|US20110111356 *||Jul 3, 2009||May 12, 2011||Solaronics S.A.||Improved radiant burner|
|US20130280662 *||Aug 23, 2011||Oct 24, 2013||Ulrich Dreizler||Combustion method with cool flame base|
|USRE36743 *||Apr 8, 1996||Jun 20, 2000||Carrier Corporation||Pre-mix flame type burner|
|CN102089586B||Jul 3, 2009||Feb 6, 2013||贝卡尔特公司||Improved radiant burner|
|DE102009028624A1 *||Aug 18, 2009||Feb 24, 2011||Sandvik Intellectual Property Ab||Strahlungsbrenner|

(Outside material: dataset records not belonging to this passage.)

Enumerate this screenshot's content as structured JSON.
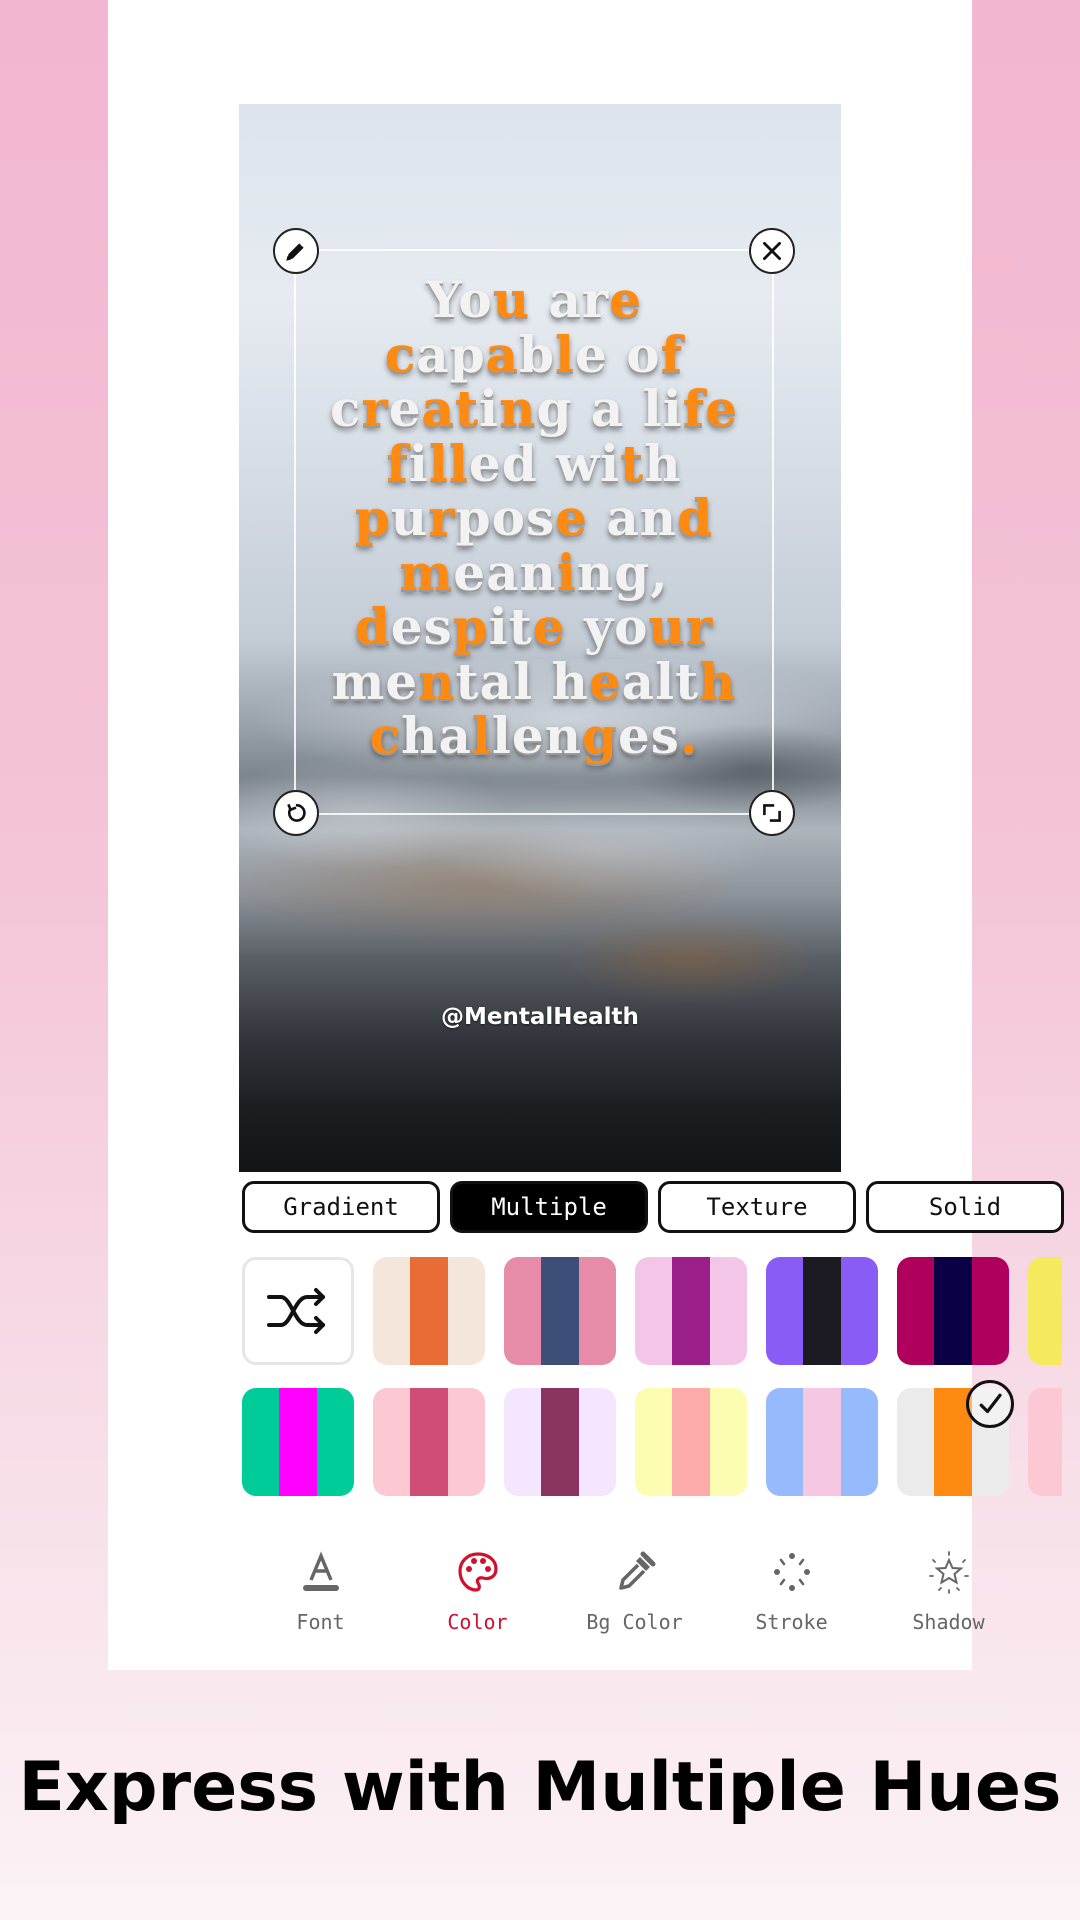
{
  "editor": {
    "quote": {
      "lines": [
        [
          [
            "You",
            "w"
          ],
          [
            " ",
            "w"
          ],
          [
            "are",
            "mix1"
          ]
        ],
        [
          [
            "capable of",
            "mix2"
          ]
        ],
        [
          [
            "creating a life",
            "mix3"
          ]
        ],
        [
          [
            "filled with",
            "mix4"
          ]
        ],
        [
          [
            "purpose and",
            "mix5"
          ]
        ],
        [
          [
            "meaning,",
            "mix6"
          ]
        ],
        [
          [
            "despite your",
            "mix7"
          ]
        ],
        [
          [
            "mental health",
            "mix8"
          ]
        ],
        [
          [
            "challenges.",
            "mix9"
          ]
        ]
      ],
      "full_text": "You are capable of creating a life filled with purpose and meaning, despite your mental health challenges.",
      "text_color_primary": "#f2f2f2",
      "text_color_accent": "#ff8a12"
    },
    "watermark": "@MentalHealth",
    "handles": {
      "edit_icon": "pencil-icon",
      "close_icon": "close-icon",
      "rotate_icon": "rotate-icon",
      "resize_icon": "resize-icon"
    }
  },
  "color_tabs": [
    {
      "label": "Gradient",
      "active": false
    },
    {
      "label": "Multiple",
      "active": true
    },
    {
      "label": "Texture",
      "active": false
    },
    {
      "label": "Solid",
      "active": false
    }
  ],
  "swatches": {
    "shuffle_icon": "shuffle-icon",
    "row1": [
      [
        "#f5e6dc",
        "#e96b35",
        "#f5e6dc"
      ],
      [
        "#e68ba8",
        "#3d4f78",
        "#e68ba8"
      ],
      [
        "#f3c6e7",
        "#9b1f88",
        "#f3c6e7"
      ],
      [
        "#8a5cf6",
        "#1c1a22",
        "#8a5cf6"
      ],
      [
        "#b0005e",
        "#0a0045",
        "#b0005e"
      ],
      [
        "#f5e95e",
        "#f5e95e",
        "#f5e95e"
      ]
    ],
    "row2": [
      [
        "#00cc99",
        "#ff00ff",
        "#00cc99"
      ],
      [
        "#fcc8d3",
        "#d04d78",
        "#fcc8d3"
      ],
      [
        "#f4e6fc",
        "#8a3560",
        "#f4e6fc"
      ],
      [
        "#fcfdb0",
        "#fcaaaa",
        "#fcfdb0"
      ],
      [
        "#96bafc",
        "#f6c7e2",
        "#96bafc"
      ],
      [
        "#ebebeb",
        "#ff8a12",
        "#ebebeb"
      ],
      [
        "#fcc8d3",
        "#fcc8d3",
        "#fcc8d3"
      ]
    ],
    "selected": {
      "row": 2,
      "index": 5
    }
  },
  "bottom_nav": [
    {
      "label": "Font",
      "icon": "font-icon",
      "active": false
    },
    {
      "label": "Color",
      "icon": "palette-icon",
      "active": true
    },
    {
      "label": "Bg Color",
      "icon": "eyedropper-icon",
      "active": false
    },
    {
      "label": "Stroke",
      "icon": "stroke-icon",
      "active": false
    },
    {
      "label": "Shadow",
      "icon": "shadow-star-icon",
      "active": false
    },
    {
      "label": "",
      "icon": "partial-icon",
      "active": false
    }
  ],
  "colors": {
    "active_accent": "#d0102c",
    "nav_inactive": "#666666"
  },
  "headline": "Express with Multiple Hues"
}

|WO2001086204A1 *||May 9, 2001||Nov 15, 2001||Lochinvar Corporation||Resonance free burner|
|WO2010003904A1 *||Jul 3, 2009||Jan 14, 2010||Nv Bekaert Sa||Improved radiant burner|
|WO2014124875A1 *||Feb 7, 2014||Aug 21, 2014||Thyssenkrupp Industrial Solutions Gmbh||Fluidised-bed gasifier|
|U.S. Classification||431/7, 431/329, 431/328|
|International Classification||F23D14/12, F23D14/74|
|Cooperative Classification||F23D14/12, F23D2203/1055, F23D2212/10, F23D2203/103, F23D14/74|
|European Classification||F23D14/12, F23D14/74|
|May 2, 1989||AS||Assignment|
Owner name: GAS RESEARCH INSTITUTE, A CORP. OF ILLINOIS, ILLIN
Free format text: ASSIGNMENT OF ASSIGNORS INTEREST.;ASSIGNORS:SARKISIAN, PAUL H.;BECKER, FREDERICK E.;REEL/FRAME:005082/0684
Effective date: 19890418
|Sep 27, 1993||FPAY||Fee payment|
Year of fee payment: 4
|Feb 13, 1998||REMI||Maintenance fee reminder mailed|
|Apr 26, 1998||LAPS||Lapse for failure to pay maintenance fees|
|Jul 7, 1998||FP||Expired due to failure to pay maintenance fee|
Effective date: 19980429